> Dataset extract:
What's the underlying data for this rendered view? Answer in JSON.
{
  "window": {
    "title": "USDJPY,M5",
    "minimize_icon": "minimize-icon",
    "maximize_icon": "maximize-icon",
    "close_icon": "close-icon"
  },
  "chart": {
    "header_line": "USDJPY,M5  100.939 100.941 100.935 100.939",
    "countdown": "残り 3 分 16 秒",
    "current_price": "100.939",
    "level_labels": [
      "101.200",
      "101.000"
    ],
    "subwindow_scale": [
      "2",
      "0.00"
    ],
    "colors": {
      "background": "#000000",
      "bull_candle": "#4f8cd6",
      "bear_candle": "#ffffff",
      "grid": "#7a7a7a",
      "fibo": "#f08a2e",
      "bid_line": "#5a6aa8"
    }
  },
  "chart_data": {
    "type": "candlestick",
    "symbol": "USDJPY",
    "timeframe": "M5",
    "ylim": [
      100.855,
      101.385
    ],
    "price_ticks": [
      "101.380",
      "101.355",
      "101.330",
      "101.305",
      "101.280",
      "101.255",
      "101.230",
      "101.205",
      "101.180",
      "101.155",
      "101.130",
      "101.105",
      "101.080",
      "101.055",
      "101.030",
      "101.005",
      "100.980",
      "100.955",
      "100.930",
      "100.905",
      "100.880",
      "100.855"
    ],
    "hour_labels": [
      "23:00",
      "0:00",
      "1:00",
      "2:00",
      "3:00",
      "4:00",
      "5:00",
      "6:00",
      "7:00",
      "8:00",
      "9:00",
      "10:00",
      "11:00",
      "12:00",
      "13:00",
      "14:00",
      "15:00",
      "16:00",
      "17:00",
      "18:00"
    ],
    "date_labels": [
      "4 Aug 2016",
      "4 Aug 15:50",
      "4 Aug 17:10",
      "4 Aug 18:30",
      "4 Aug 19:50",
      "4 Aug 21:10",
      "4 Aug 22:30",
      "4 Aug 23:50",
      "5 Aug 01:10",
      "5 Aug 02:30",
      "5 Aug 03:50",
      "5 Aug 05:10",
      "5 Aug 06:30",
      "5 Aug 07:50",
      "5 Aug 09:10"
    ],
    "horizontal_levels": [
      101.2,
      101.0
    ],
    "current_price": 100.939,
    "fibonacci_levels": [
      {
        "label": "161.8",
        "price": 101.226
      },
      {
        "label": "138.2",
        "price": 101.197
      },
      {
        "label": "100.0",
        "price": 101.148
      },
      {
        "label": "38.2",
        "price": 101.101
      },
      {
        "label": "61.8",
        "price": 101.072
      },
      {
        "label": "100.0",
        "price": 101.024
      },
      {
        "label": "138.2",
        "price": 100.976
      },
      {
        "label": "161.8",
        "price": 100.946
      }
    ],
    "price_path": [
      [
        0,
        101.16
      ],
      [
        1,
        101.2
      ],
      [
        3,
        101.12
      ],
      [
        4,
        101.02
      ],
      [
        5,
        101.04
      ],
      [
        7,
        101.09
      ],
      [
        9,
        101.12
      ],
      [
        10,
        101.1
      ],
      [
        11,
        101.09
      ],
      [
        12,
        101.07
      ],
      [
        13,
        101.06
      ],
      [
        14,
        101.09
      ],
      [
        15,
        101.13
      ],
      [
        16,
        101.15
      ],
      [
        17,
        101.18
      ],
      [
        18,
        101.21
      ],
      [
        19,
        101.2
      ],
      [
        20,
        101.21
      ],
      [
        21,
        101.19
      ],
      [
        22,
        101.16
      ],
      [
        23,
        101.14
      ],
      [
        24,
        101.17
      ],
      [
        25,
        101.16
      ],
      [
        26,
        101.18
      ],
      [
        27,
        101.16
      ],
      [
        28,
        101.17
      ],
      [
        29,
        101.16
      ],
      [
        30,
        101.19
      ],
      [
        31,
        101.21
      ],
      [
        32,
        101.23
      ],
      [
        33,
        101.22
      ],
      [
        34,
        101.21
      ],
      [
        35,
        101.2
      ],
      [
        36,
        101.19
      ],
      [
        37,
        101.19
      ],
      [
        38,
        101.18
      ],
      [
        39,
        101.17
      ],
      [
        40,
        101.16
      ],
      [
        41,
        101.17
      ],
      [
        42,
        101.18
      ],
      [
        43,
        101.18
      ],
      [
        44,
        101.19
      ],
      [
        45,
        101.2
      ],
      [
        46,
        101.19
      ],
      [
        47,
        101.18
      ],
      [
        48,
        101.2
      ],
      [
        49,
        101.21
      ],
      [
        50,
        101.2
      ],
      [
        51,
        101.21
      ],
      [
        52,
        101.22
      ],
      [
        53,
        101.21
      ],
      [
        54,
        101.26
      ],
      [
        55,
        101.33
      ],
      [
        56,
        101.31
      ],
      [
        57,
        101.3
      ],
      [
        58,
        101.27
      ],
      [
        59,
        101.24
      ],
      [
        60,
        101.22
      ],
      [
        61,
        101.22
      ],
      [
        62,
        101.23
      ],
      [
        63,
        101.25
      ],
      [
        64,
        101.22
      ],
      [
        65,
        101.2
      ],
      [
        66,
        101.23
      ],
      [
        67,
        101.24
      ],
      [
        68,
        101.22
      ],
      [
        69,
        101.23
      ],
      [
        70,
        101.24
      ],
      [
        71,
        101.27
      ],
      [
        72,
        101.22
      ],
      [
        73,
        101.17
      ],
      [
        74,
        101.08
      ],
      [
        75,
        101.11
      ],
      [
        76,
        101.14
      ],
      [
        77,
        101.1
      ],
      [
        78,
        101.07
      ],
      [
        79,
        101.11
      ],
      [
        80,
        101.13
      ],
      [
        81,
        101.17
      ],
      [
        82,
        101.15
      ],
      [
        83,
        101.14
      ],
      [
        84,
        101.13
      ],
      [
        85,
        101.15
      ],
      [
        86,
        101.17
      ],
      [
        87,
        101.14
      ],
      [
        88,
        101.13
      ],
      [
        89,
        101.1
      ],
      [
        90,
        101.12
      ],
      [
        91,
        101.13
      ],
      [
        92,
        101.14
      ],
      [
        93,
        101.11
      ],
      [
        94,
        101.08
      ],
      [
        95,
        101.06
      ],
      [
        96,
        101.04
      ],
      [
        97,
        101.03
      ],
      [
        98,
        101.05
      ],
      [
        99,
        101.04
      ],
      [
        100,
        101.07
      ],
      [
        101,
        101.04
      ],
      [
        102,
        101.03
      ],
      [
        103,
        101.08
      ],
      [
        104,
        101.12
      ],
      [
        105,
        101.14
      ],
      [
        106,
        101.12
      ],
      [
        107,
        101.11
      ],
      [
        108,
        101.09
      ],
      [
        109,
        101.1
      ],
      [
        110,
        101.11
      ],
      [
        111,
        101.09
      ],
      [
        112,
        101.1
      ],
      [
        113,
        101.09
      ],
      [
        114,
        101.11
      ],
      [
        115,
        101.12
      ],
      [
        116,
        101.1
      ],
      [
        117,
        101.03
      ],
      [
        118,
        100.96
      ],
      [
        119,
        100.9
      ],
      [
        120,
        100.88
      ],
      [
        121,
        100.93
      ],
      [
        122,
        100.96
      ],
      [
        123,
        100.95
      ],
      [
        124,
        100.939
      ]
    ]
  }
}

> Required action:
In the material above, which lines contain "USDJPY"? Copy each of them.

> Output below:
    "title": "USDJPY,M5",
    "header_line": "USDJPY,M5  100.939 100.941 100.935 100.939",
    "symbol": "USDJPY",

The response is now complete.